Problem:
Whenever a line in the entries includes the word "positions", copy that line out.

Input records:
::::
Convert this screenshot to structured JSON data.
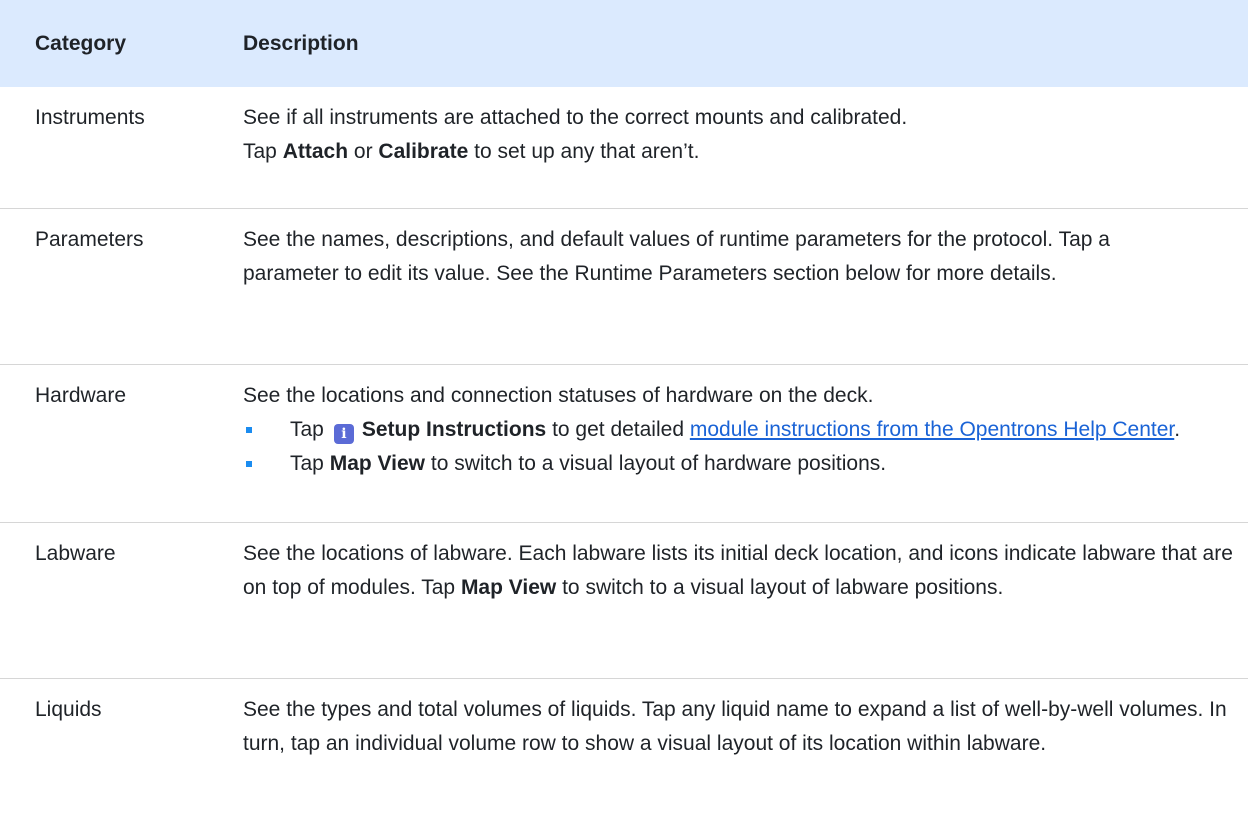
{
  "table": {
    "headers": {
      "category": "Category",
      "description": "Description"
    },
    "rows": {
      "instruments": {
        "category": "Instruments",
        "line1": "See if all instruments are attached to the correct mounts and calibrated.",
        "tap": "Tap",
        "attach": "Attach",
        "or": "or",
        "calibrate": "Calibrate",
        "end": "to set up any that aren’t."
      },
      "parameters": {
        "category": "Parameters",
        "text": "See the names, descriptions, and default values of runtime parameters for the protocol. Tap a parameter to edit its value. See the Runtime Parameters section below for more details."
      },
      "hardware": {
        "category": "Hardware",
        "intro": "See the locations and connection statuses of hardware on the deck.",
        "b1_tap": "Tap",
        "b1_icon": "info-icon",
        "b1_bold": "Setup Instructions",
        "b1_mid": "to get detailed",
        "b1_link": "module instructions from the Opentrons Help Center",
        "b1_end": ".",
        "b2_tap": "Tap",
        "b2_bold": "Map View",
        "b2_end": "to switch to a visual layout of hardware positions."
      },
      "labware": {
        "category": "Labware",
        "pre": "See the locations of labware. Each labware lists its initial deck location, and icons indicate labware that are on top of modules. Tap",
        "bold": "Map View",
        "post": "to switch to a visual layout of labware positions."
      },
      "liquids": {
        "category": "Liquids",
        "text": "See the types and total volumes of liquids. Tap any liquid name to expand a list of well-by-well volumes. In turn, tap an individual volume row to show a visual layout of its location within labware."
      }
    }
  },
  "colors": {
    "header_bg": "#dbeafe",
    "link": "#1a63d6",
    "bullet": "#1b8cf0"
  }
}
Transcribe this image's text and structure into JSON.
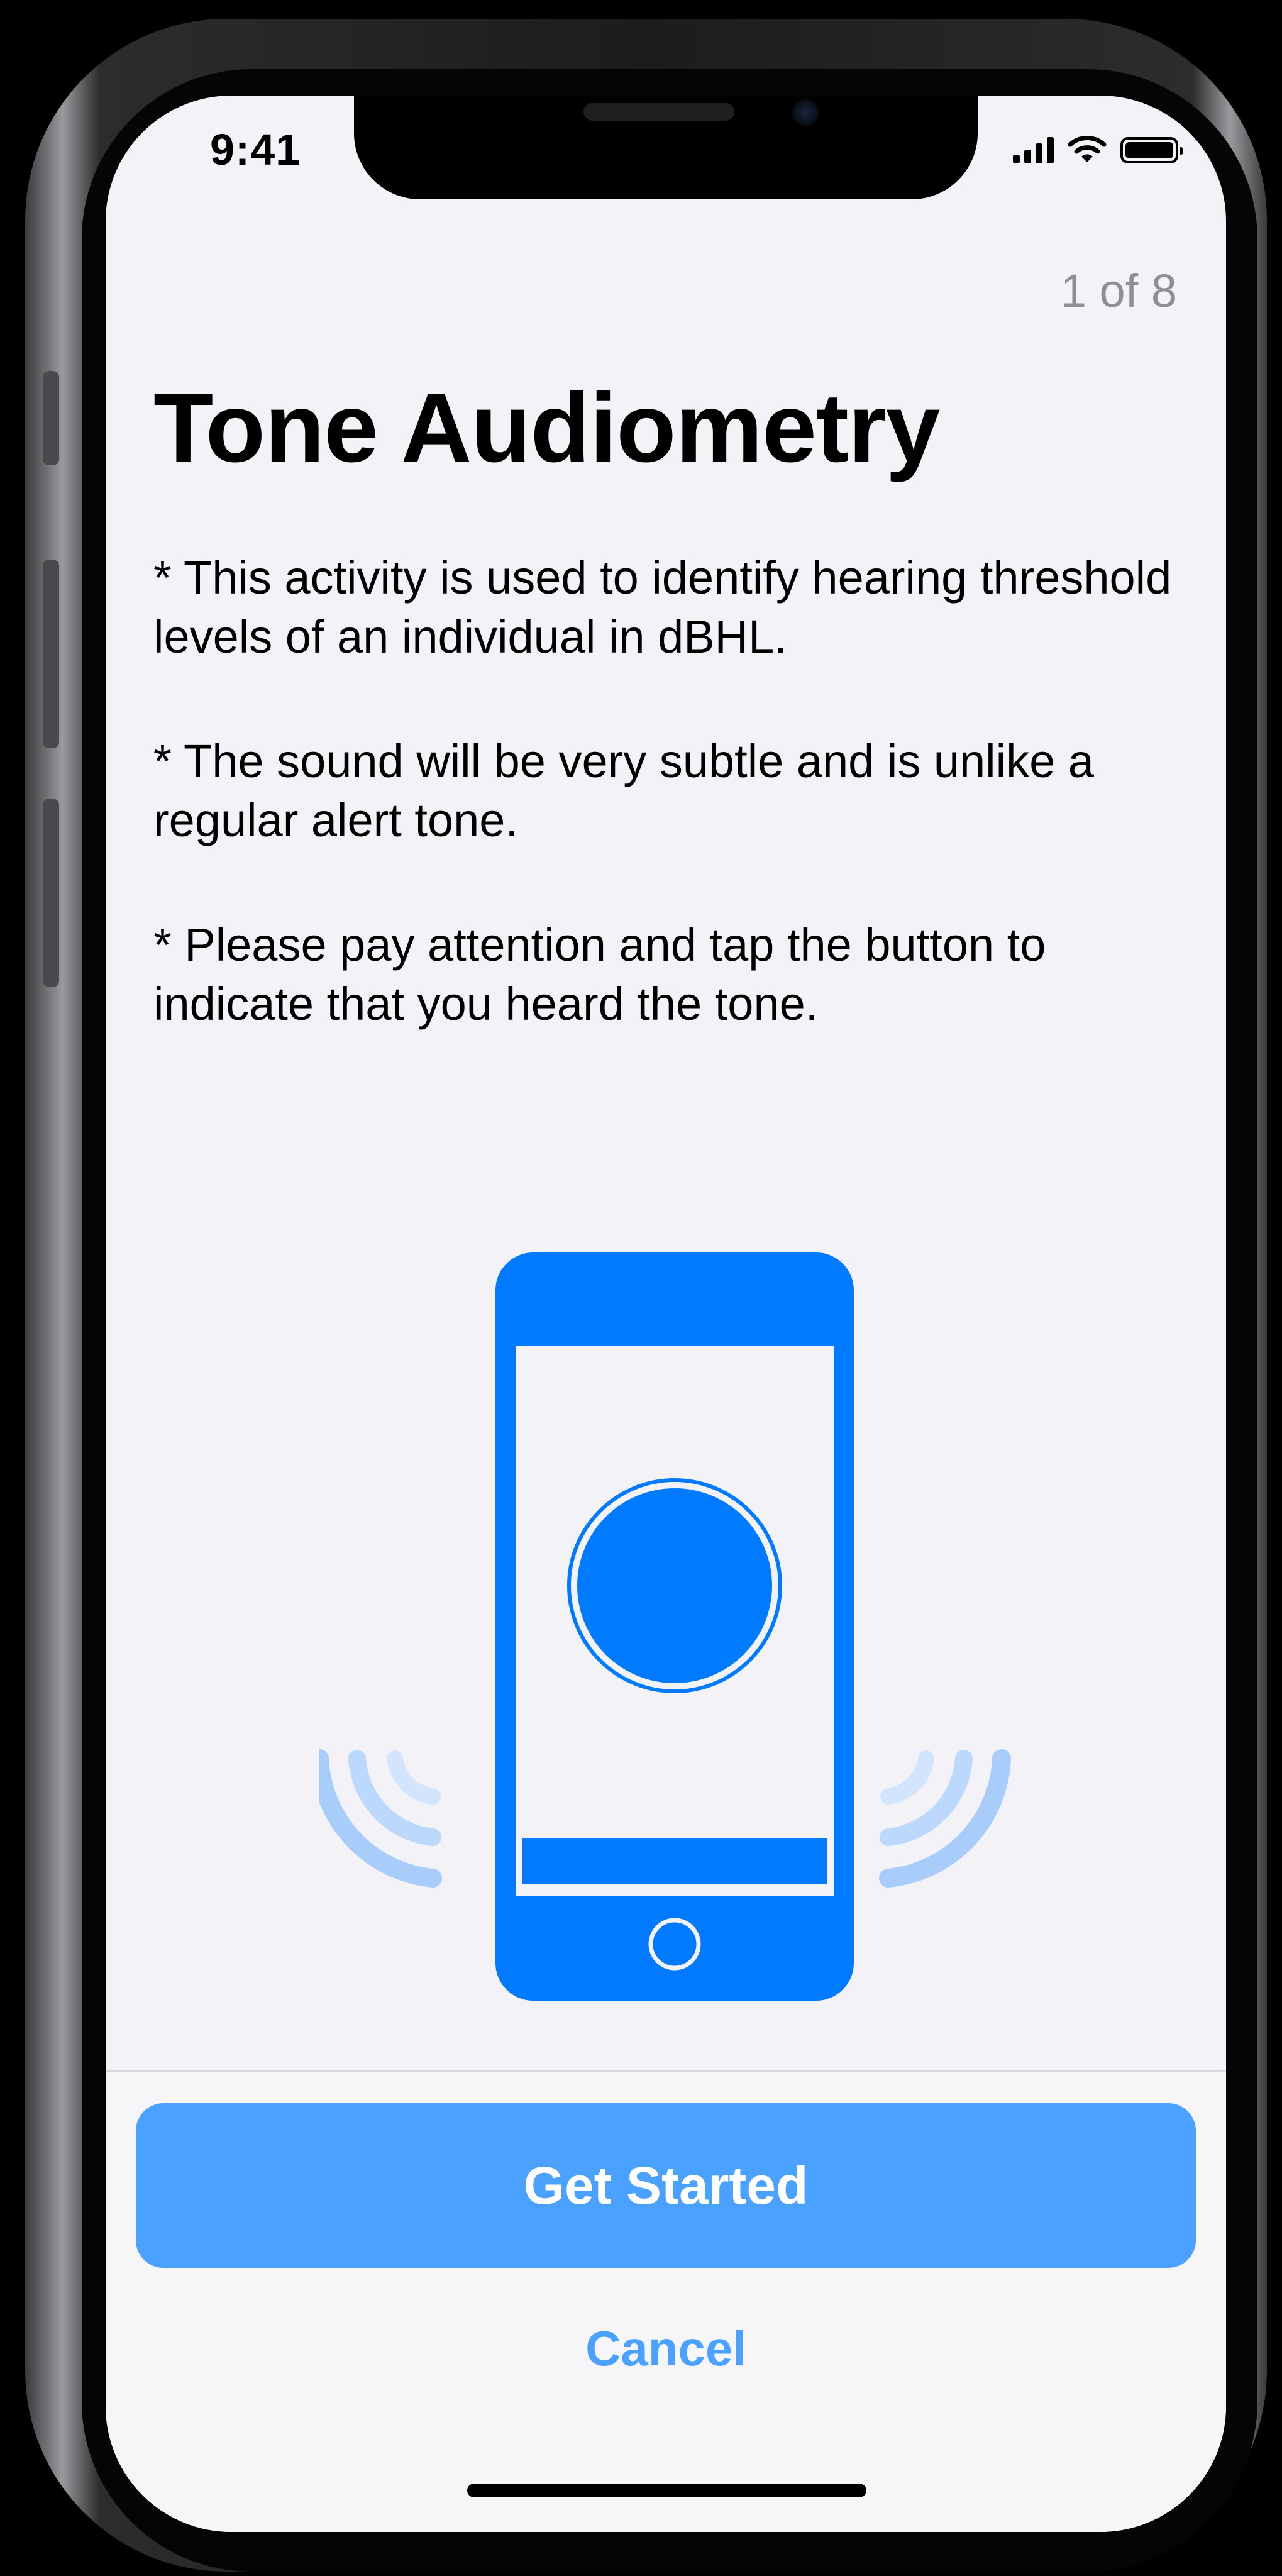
{
  "status_bar": {
    "time": "9:41"
  },
  "step_indicator": "1 of 8",
  "title": "Tone Audiometry",
  "instructions": [
    "* This activity is used to identify hearing threshold levels of an individual in dBHL.",
    "* The sound will be very subtle and is unlike a regular alert tone.",
    "* Please pay attention and tap the button to indicate that you heard the tone."
  ],
  "actions": {
    "primary_label": "Get Started",
    "secondary_label": "Cancel"
  },
  "colors": {
    "accent": "#007aff",
    "button": "#4aa1ff",
    "waves": "#a9cdfb",
    "background": "#f2f2f7"
  },
  "icons": {
    "illustration": "phone-tap-illustration-icon",
    "signal": "cellular-signal-icon",
    "wifi": "wifi-icon",
    "battery": "battery-icon"
  }
}
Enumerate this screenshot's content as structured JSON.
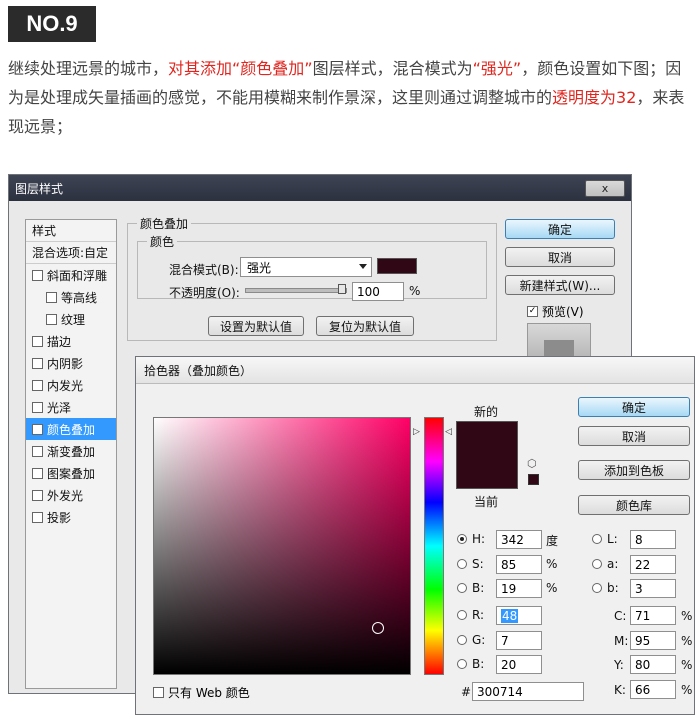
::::
Result of the exercise:
        "b2_end": "to switch to a visual layout of hardware positions."
        "post": "to switch to a visual layout of labware positions."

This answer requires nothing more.